§ **DATA**
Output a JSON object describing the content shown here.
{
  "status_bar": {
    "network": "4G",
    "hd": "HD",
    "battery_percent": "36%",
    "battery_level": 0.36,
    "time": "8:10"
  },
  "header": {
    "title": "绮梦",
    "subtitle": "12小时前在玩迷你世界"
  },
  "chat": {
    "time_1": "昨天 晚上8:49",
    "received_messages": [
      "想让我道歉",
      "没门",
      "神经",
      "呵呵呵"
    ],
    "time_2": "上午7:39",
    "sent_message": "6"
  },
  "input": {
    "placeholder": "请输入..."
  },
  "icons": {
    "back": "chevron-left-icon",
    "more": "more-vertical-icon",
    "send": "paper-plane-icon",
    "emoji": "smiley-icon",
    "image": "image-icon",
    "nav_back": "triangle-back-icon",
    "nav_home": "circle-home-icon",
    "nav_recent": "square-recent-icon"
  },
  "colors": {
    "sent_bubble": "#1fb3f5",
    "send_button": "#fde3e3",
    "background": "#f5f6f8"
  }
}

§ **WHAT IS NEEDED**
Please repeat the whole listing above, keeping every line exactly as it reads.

§ **ANSWER SPACE**
Output a JSON object describing the content shown here.
{
  "status_bar": {
    "network": "4G",
    "hd": "HD",
    "battery_percent": "36%",
    "battery_level": 0.36,
    "time": "8:10"
  },
  "header": {
    "title": "绮梦",
    "subtitle": "12小时前在玩迷你世界"
  },
  "chat": {
    "time_1": "昨天 晚上8:49",
    "received_messages": [
      "想让我道歉",
      "没门",
      "神经",
      "呵呵呵"
    ],
    "time_2": "上午7:39",
    "sent_message": "6"
  },
  "input": {
    "placeholder": "请输入..."
  },
  "icons": {
    "back": "chevron-left-icon",
    "more": "more-vertical-icon",
    "send": "paper-plane-icon",
    "emoji": "smiley-icon",
    "image": "image-icon",
    "nav_back": "triangle-back-icon",
    "nav_home": "circle-home-icon",
    "nav_recent": "square-recent-icon"
  },
  "colors": {
    "sent_bubble": "#1fb3f5",
    "send_button": "#fde3e3",
    "background": "#f5f6f8"
  }
}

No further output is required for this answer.